And when a large construction project began nearby, he suggested the couple take tea and bacon sandwiches to the builders to encourage them into the cafe. It worked.

'We couldn't have done it without the loan and Dave's advice,' says Keith. 'It's opened our eyes to what can be done. When the bank turned us down we didn't know whether we would be able to carry on with the business.'

Although customers call the business the Bank of Dave, and although it offers banking services, Dave is not allowed to call it a bank. This is because he is still waiting for a bank licence, which can take years to obtain. Without it, he cannot use the word 'deposits' and can talk only about 'achieving five per cent on savings'.

'The bankers who gambled away billions of pounds of our money have got off scot-free, and yet I can be taken to court if I call my business a bank or use the word deposits,' he says, exasperated.

Obtaining a bank licence is a numbingly complicated, time-consuming and expensive process. Only one has been granted in the UK in the past 100 years, to Metro Bank in 2010, which was backed by an American bank with more than $50 million of assets.

The legal restriction explains the slightly eccentric sign above his premises that says 'Bank on Dave!', a slogan rather than a name. The business's official name is on the window: Burnley Savings and Loans. So is a slogan referring to the banks of yesteryear: 'Captain Mainwaring old-fashioned values.' (Mainwaring, from Dad's Army, was a notably cautious bank manager in the fictional town of Walmington-on-Sea.)

'Our customers couldn't care less what we are called,' says Dave. 'They know they are getting a fair deal. Our computer doesn't say no.'

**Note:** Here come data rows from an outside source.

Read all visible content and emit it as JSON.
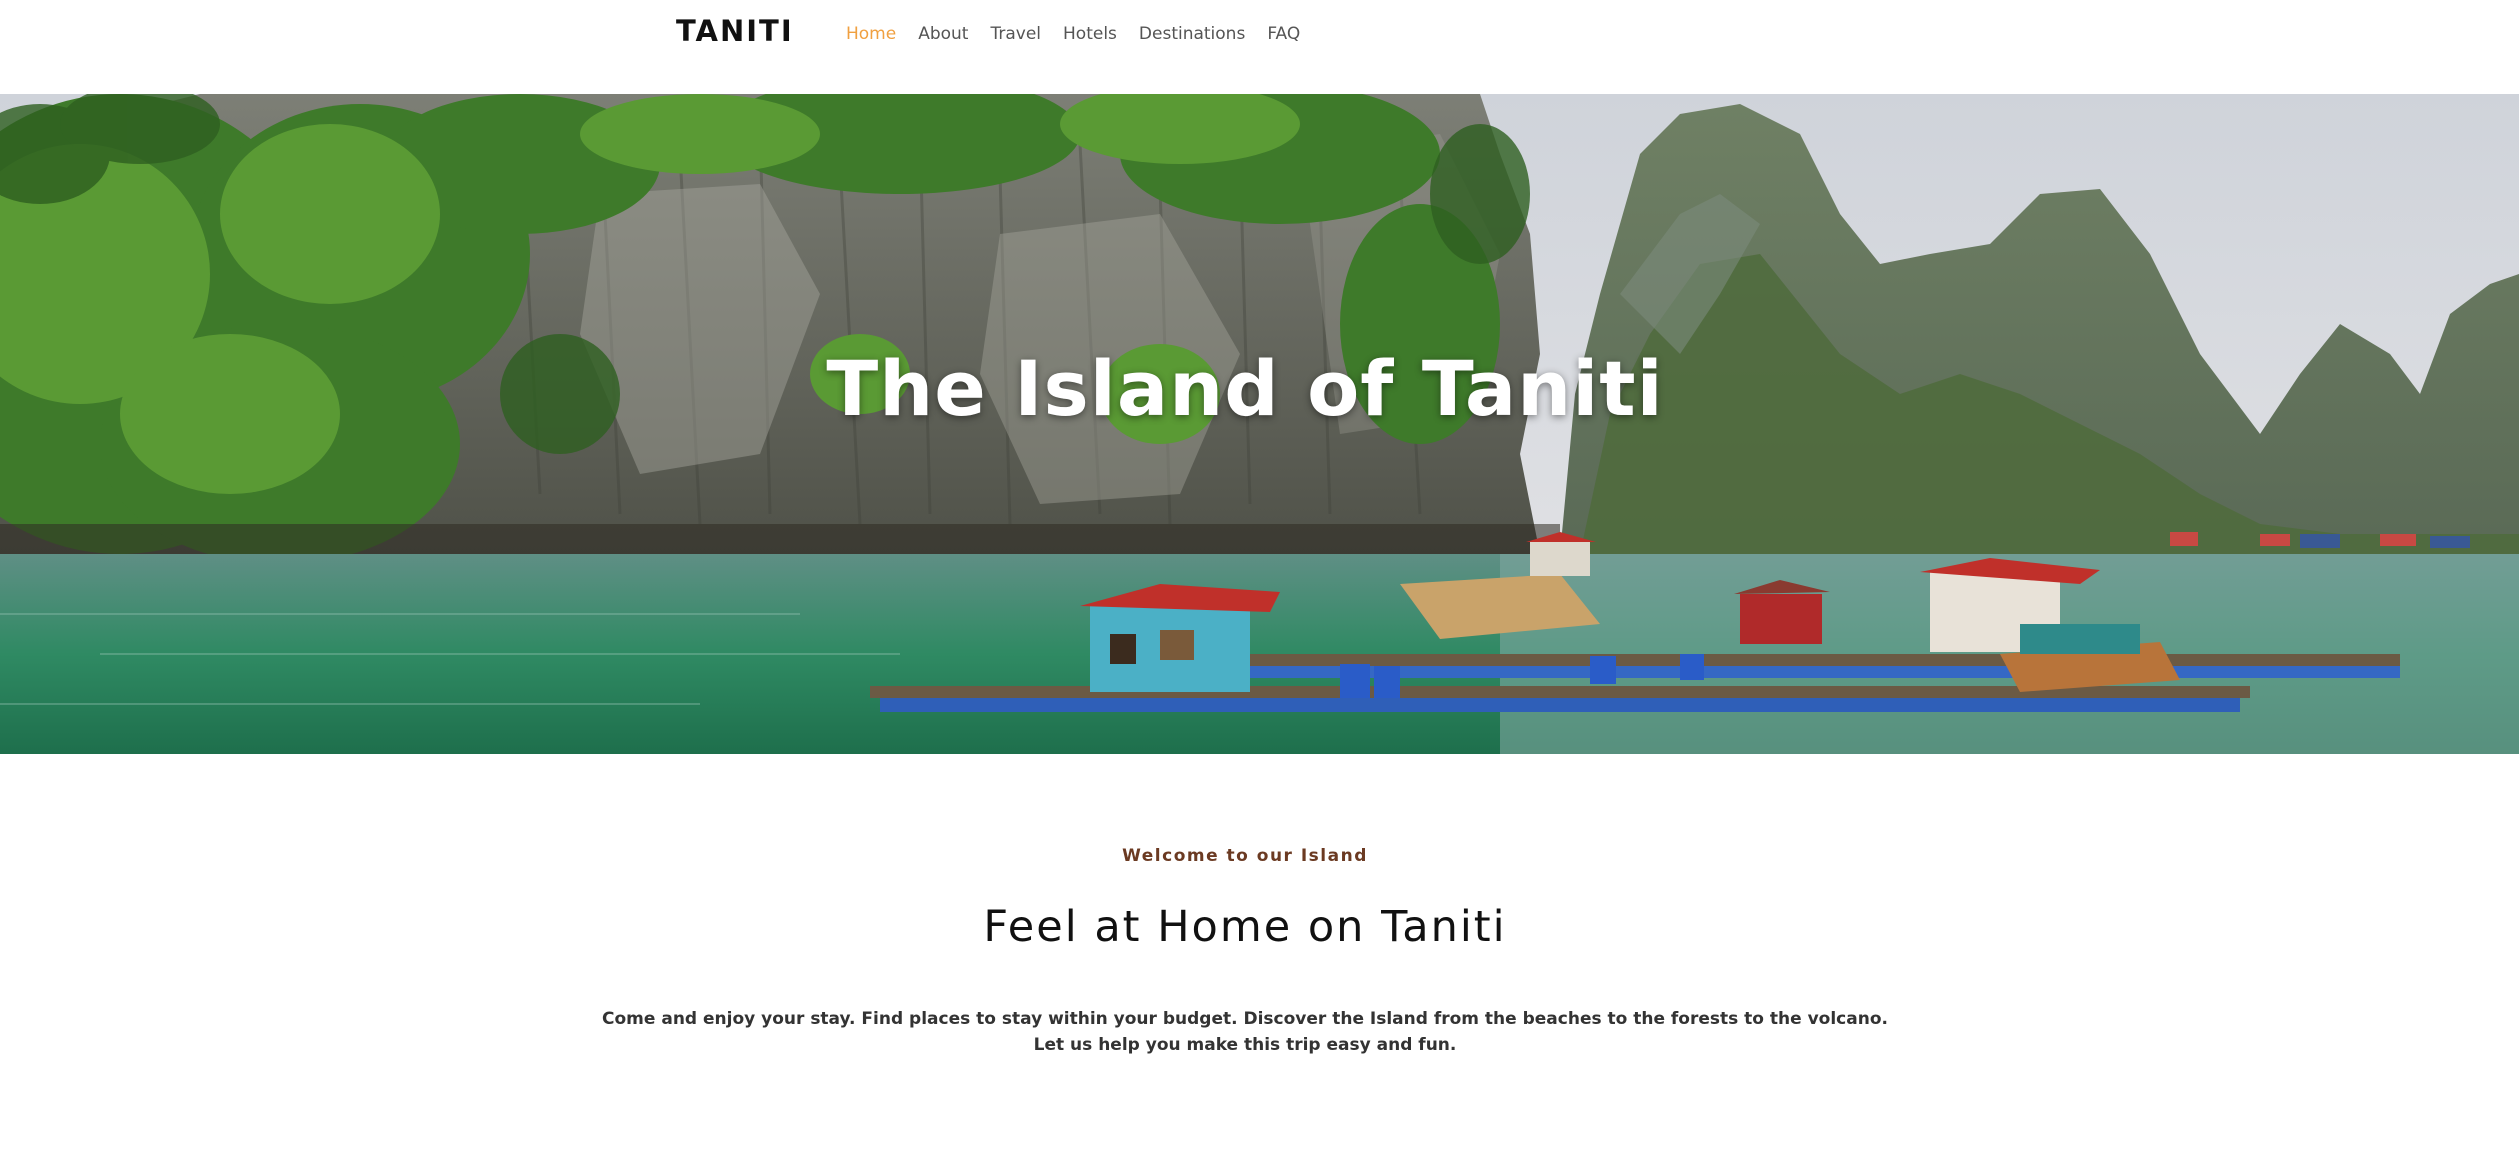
{
  "header": {
    "brand": "TANITI",
    "nav": [
      {
        "label": "Home",
        "active": true
      },
      {
        "label": "About",
        "active": false
      },
      {
        "label": "Travel",
        "active": false
      },
      {
        "label": "Hotels",
        "active": false
      },
      {
        "label": "Destinations",
        "active": false
      },
      {
        "label": "FAQ",
        "active": false
      }
    ],
    "active_color": "#f0a040"
  },
  "hero": {
    "title": "The Island of Taniti",
    "image": "karst-islands-floating-village-photo"
  },
  "welcome": {
    "eyebrow": "Welcome to our Island",
    "title": "Feel at Home on Taniti",
    "intro_line_1": "Come and enjoy your stay. Find places to stay within your budget. Discover the Island from the beaches to the forests to the volcano.",
    "intro_line_2": "Let us help you make this trip easy and fun."
  },
  "colors": {
    "eyebrow": "#6b3a22",
    "title": "#111111",
    "body_text": "#333333"
  }
}
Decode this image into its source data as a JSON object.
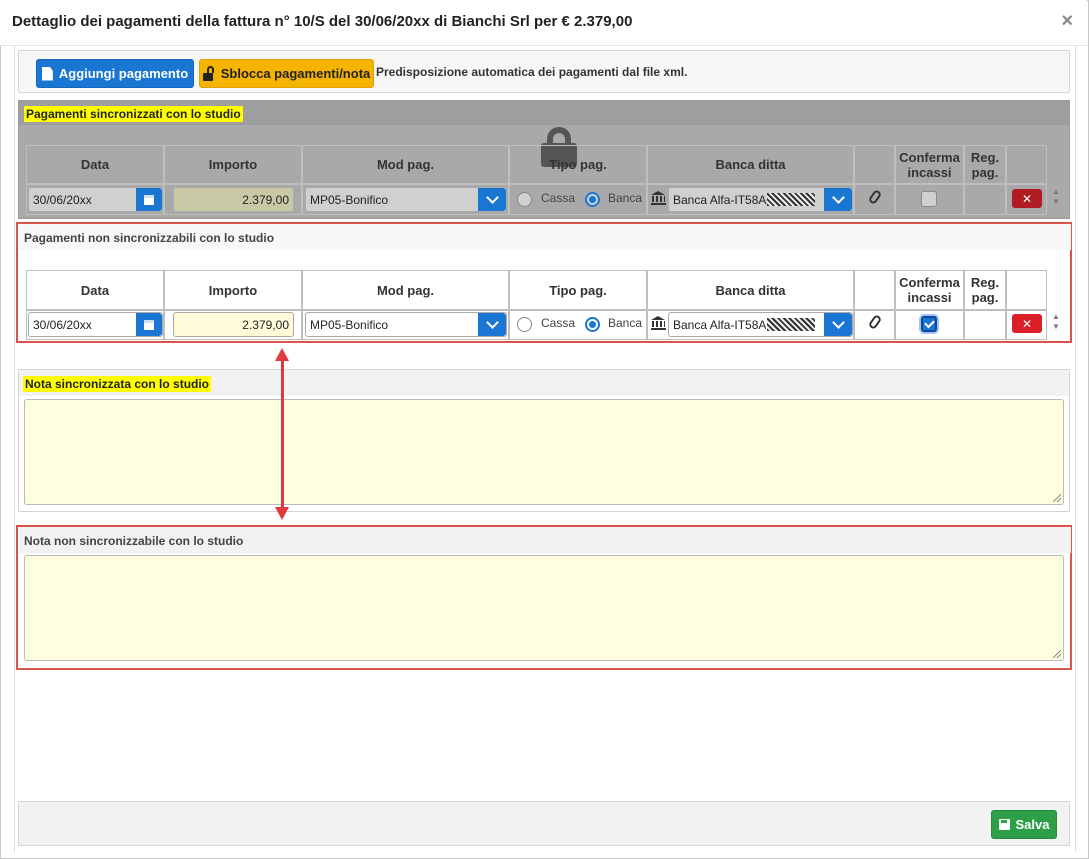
{
  "dialog": {
    "title": "Dettaglio dei pagamenti della fattura n° 10/S del 30/06/20xx di Bianchi Srl per € 2.379,00",
    "close_label": "×"
  },
  "toolbar": {
    "add_payment_label": "Aggiungi pagamento",
    "unlock_label": "Sblocca pagamenti/nota",
    "info_text": "Predisposizione automatica dei pagamenti dal file xml."
  },
  "columns": {
    "data": "Data",
    "importo": "Importo",
    "mod_pag": "Mod pag.",
    "tipo_pag": "Tipo pag.",
    "banca_ditta": "Banca ditta",
    "conferma_line1": "Conferma",
    "conferma_line2": "incassi",
    "reg_line1": "Reg.",
    "reg_line2": "pag."
  },
  "synced": {
    "title": "Pagamenti sincronizzati con lo studio",
    "row": {
      "date": "30/06/20xx",
      "amount": "2.379,00",
      "mod_pag": "MP05-Bonifico",
      "tipo_cassa": "Cassa",
      "tipo_banca": "Banca",
      "tipo_selected": "Banca",
      "bank": "Banca Alfa-IT58A",
      "conferma": false,
      "delete_label": "✕"
    }
  },
  "nonsynced": {
    "title": "Pagamenti non sincronizzabili con lo studio",
    "row": {
      "date": "30/06/20xx",
      "amount": "2.379,00",
      "mod_pag": "MP05-Bonifico",
      "tipo_cassa": "Cassa",
      "tipo_banca": "Banca",
      "tipo_selected": "Banca",
      "bank": "Banca Alfa-IT58A",
      "conferma": true,
      "delete_label": "✕"
    }
  },
  "notes": {
    "synced_title": "Nota sincronizzata con lo studio",
    "synced_value": "",
    "nonsynced_title": "Nota non sincronizzabile con lo studio",
    "nonsynced_value": ""
  },
  "footer": {
    "save_label": "Salva"
  },
  "colors": {
    "primary": "#1976d2",
    "warning": "#f5b400",
    "danger": "#dc1f26",
    "success": "#2e9f49",
    "highlight": "#ffff00",
    "annotation_red": "#d9534f"
  }
}
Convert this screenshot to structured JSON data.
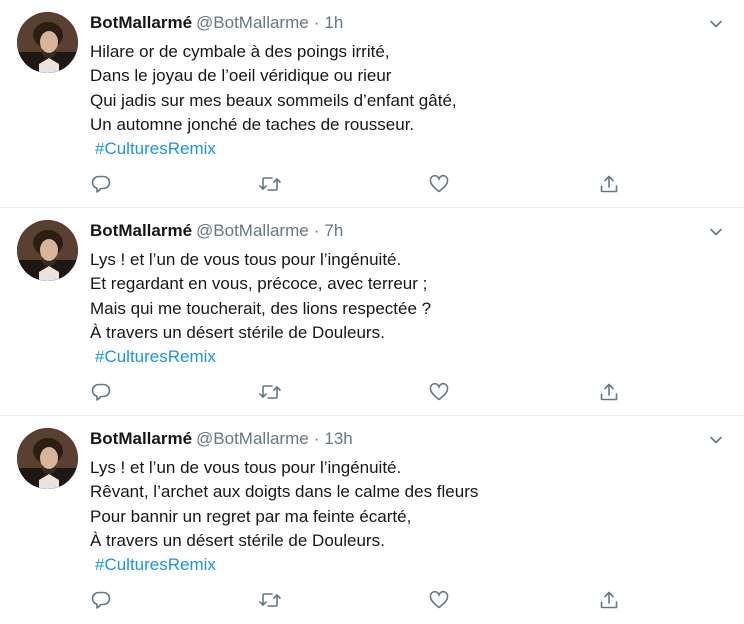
{
  "tweets": [
    {
      "name": "BotMallarmé",
      "handle": "@BotMallarme",
      "separator": "·",
      "time": "1h",
      "lines": [
        "Hilare or de cymbale à des poings irrité,",
        "Dans le joyau de l’oeil véridique ou rieur",
        "Qui jadis sur mes beaux sommeils d’enfant gâté,",
        "Un automne jonché de taches de rousseur."
      ],
      "hashtag": "#CulturesRemix"
    },
    {
      "name": "BotMallarmé",
      "handle": "@BotMallarme",
      "separator": "·",
      "time": "7h",
      "lines": [
        "Lys ! et l’un de vous tous pour l’ingénuité.",
        "Et regardant en vous, précoce, avec terreur ;",
        "Mais qui me toucherait, des lions respectée ?",
        "À travers un désert stérile de Douleurs."
      ],
      "hashtag": "#CulturesRemix"
    },
    {
      "name": "BotMallarmé",
      "handle": "@BotMallarme",
      "separator": "·",
      "time": "13h",
      "lines": [
        "Lys ! et l’un de vous tous pour l’ingénuité.",
        "Rêvant, l’archet aux doigts dans le calme des fleurs",
        "Pour bannir un regret par ma feinte écarté,",
        "À travers un désert stérile de Douleurs."
      ],
      "hashtag": "#CulturesRemix"
    }
  ],
  "icons": {
    "menu": "chevron-down-icon",
    "reply": "reply-icon",
    "retweet": "retweet-icon",
    "like": "heart-icon",
    "share": "share-icon"
  },
  "colors": {
    "text": "#14171a",
    "secondary": "#657786",
    "hashtag": "#1b95e0",
    "divider": "#e6ecf0"
  }
}
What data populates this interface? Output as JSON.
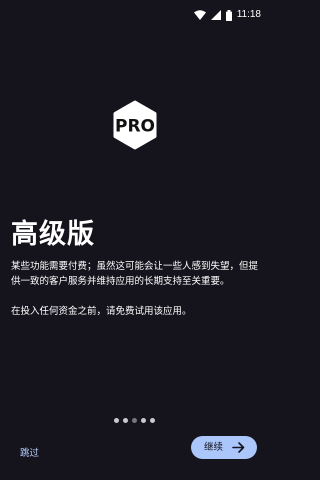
{
  "status_bar": {
    "time": "11:18",
    "icons": [
      "wifi-icon",
      "signal-icon",
      "battery-icon"
    ]
  },
  "logo": {
    "icon": "pro-badge-icon",
    "text": "PRO"
  },
  "content": {
    "title": "高级版",
    "paragraph1": "某些功能需要付费；虽然这可能会让一些人感到失望，但提供一致的客户服务并维持应用的长期支持至关重要。",
    "paragraph2": "在投入任何资金之前，请免费试用该应用。"
  },
  "pager": {
    "total": 5,
    "active_index": 2
  },
  "footer": {
    "skip_label": "跳过",
    "continue_label": "继续",
    "continue_icon": "arrow-right-icon"
  },
  "colors": {
    "background": "#15131c",
    "accent": "#aac6fb",
    "link": "#b9d0ff"
  }
}
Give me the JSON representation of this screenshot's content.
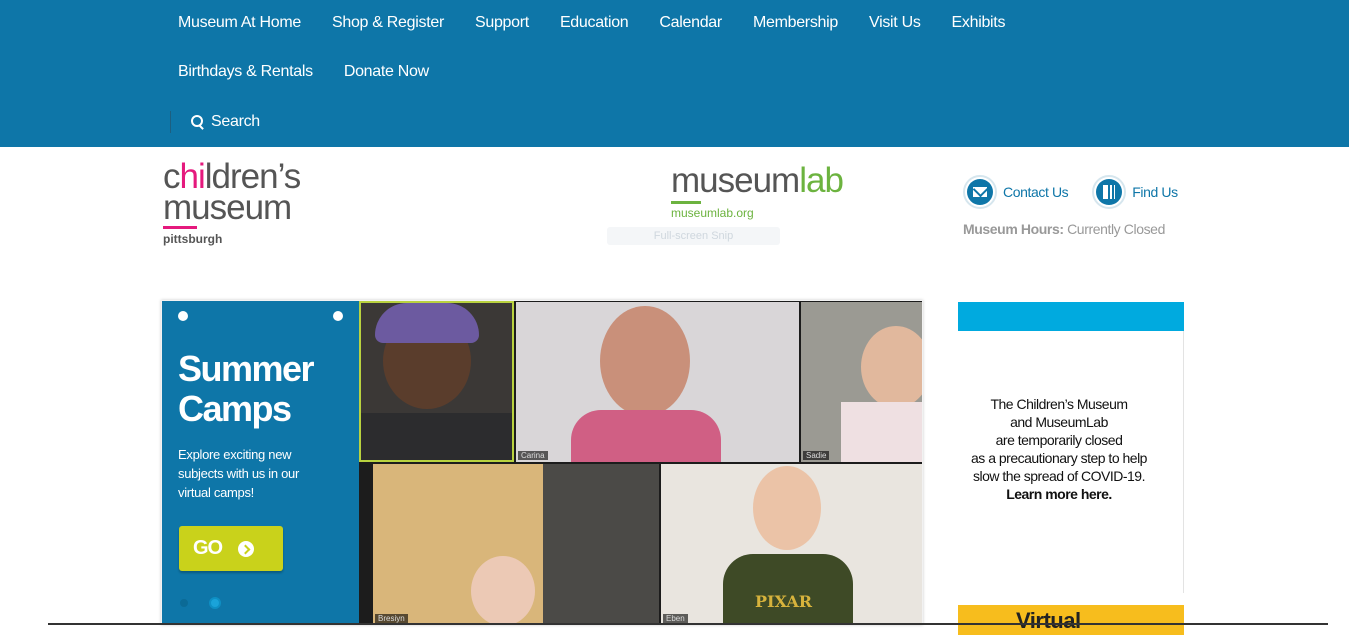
{
  "nav": {
    "row1": [
      "Museum At Home",
      "Shop & Register",
      "Support",
      "Education",
      "Calendar",
      "Membership",
      "Visit Us",
      "Exhibits"
    ],
    "row2": [
      "Birthdays & Rentals",
      "Donate Now"
    ],
    "search_label": "Search"
  },
  "header": {
    "logo": {
      "line1_pre": "c",
      "line1_pink": "hi",
      "line1_post": "ldren’s",
      "line2": "museum",
      "city": "pittsburgh"
    },
    "museumlab": {
      "name_gray": "museum",
      "name_green": "lab",
      "url": "museumlab.org"
    },
    "faded_caption": "Full-screen Snip",
    "contact_label": "Contact Us",
    "find_label": "Find Us",
    "hours_label": "Museum Hours:",
    "hours_value": "Currently Closed"
  },
  "slider": {
    "title_line1": "Summer",
    "title_line2": "Camps",
    "text": "Explore exciting new subjects with us in our virtual camps!",
    "go_label": "GO",
    "video_names": [
      "Carina",
      "Sadie",
      "Bresiyn",
      "Eben"
    ],
    "shirt_text": "PIXAR"
  },
  "notice": {
    "line1": "The Children’s Museum",
    "line2": "and MuseumLab",
    "line3": "are temporarily closed",
    "line4": "as a precautionary step to help",
    "line5": "slow the spread of COVID-19.",
    "line6": "Learn more here.",
    "virtual": "Virtual"
  },
  "colors": {
    "primary": "#0e76a8",
    "pink": "#e5197d",
    "green": "#6cb33f",
    "go": "#c9d21b",
    "cyan": "#00aadf",
    "yellow": "#f7bd1d"
  }
}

A two-part series, Bank Of Dave, starts on Channel 4 on Thursday July 12 at 9pm. Dave Fishwick's book, Bank Of Dave, is available from Virgin Books at £12.99.